_INFORMATION SUPPLIED_
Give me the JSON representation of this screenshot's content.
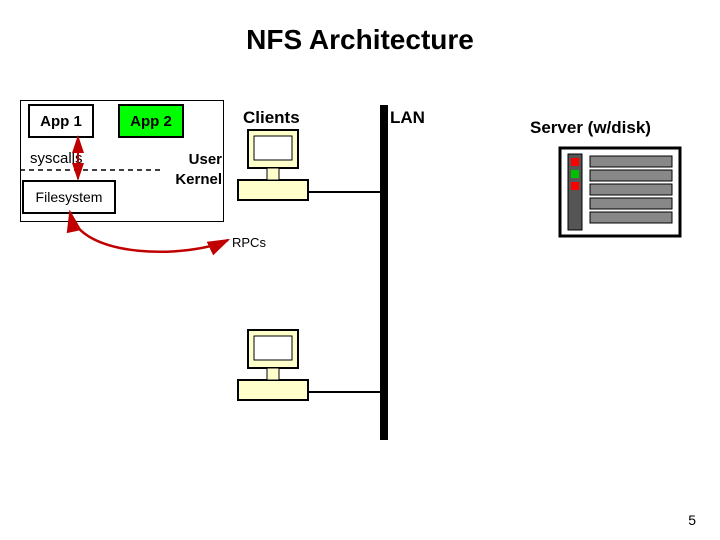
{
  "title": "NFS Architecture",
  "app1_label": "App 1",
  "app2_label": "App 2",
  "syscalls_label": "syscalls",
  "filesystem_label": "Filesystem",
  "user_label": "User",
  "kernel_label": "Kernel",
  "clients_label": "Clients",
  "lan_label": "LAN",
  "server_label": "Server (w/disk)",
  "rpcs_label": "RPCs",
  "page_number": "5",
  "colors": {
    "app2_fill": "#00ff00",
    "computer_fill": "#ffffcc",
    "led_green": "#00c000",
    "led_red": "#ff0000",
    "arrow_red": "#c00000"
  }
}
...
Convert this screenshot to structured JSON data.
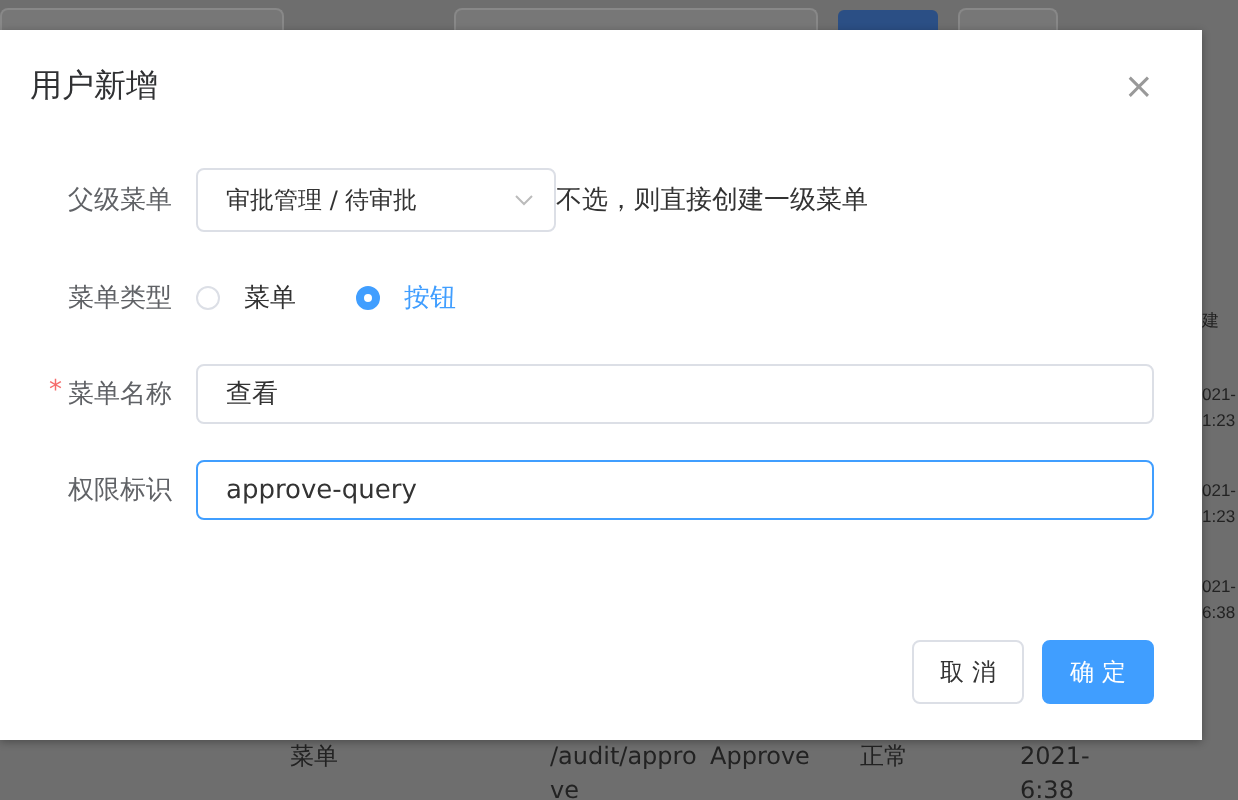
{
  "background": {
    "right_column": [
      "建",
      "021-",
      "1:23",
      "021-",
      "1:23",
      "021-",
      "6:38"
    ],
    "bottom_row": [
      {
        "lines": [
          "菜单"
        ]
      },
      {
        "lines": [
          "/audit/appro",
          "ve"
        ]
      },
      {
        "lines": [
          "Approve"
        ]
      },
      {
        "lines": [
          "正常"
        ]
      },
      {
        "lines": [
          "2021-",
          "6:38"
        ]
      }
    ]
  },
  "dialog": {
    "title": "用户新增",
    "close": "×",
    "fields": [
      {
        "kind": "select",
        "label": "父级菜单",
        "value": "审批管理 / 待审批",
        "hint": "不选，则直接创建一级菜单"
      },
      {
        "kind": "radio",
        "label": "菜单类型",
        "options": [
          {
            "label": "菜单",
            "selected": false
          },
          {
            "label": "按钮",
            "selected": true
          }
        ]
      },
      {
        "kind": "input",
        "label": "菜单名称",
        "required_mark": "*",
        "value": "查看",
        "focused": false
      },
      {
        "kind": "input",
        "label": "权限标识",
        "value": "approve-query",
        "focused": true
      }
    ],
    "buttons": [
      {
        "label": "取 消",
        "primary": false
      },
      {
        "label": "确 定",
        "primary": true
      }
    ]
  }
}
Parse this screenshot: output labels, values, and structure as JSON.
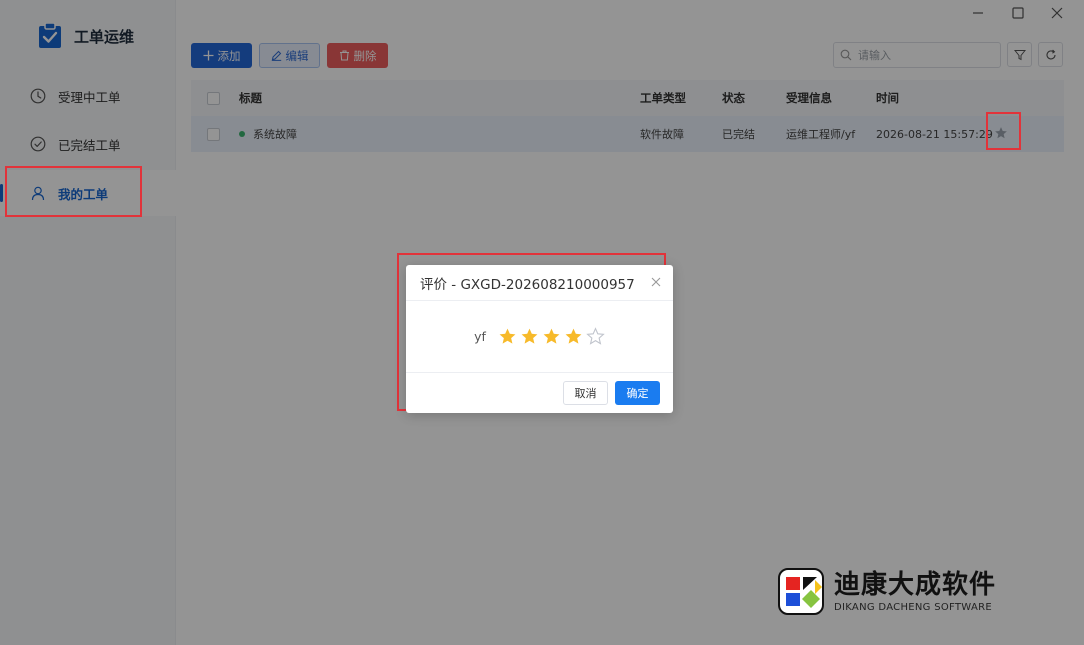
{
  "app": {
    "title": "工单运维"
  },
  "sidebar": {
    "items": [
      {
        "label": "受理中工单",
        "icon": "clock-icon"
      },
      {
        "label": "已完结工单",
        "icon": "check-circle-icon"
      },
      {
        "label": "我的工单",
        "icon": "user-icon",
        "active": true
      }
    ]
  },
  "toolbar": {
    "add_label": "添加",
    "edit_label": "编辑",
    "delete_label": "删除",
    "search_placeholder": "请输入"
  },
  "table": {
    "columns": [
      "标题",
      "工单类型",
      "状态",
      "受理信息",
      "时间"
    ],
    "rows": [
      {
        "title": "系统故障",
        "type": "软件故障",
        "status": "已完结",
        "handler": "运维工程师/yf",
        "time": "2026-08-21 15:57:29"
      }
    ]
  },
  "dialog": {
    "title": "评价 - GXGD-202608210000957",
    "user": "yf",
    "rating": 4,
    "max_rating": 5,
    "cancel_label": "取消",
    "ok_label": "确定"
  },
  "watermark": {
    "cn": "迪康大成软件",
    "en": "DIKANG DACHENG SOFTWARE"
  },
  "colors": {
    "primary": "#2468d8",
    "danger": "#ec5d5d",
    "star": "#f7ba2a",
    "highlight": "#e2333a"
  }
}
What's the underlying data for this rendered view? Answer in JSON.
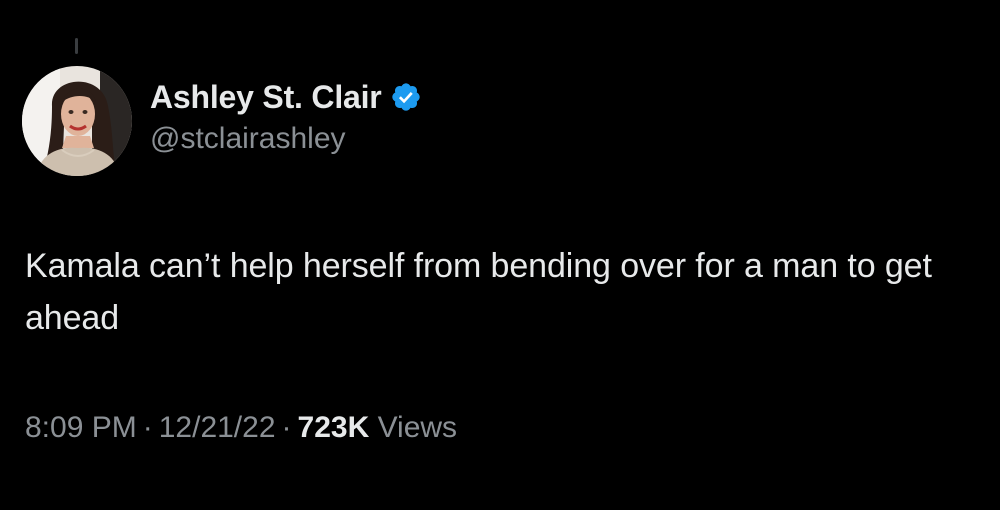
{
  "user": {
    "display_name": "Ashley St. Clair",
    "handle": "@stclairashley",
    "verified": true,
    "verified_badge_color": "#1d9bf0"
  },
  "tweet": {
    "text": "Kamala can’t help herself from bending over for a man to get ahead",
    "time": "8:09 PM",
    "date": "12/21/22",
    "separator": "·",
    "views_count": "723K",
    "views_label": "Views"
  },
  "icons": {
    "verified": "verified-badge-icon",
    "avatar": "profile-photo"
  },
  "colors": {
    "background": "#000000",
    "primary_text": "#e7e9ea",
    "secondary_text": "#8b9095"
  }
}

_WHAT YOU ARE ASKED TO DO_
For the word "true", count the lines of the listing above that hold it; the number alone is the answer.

_ANSWER FOR THIS EXERCISE_
5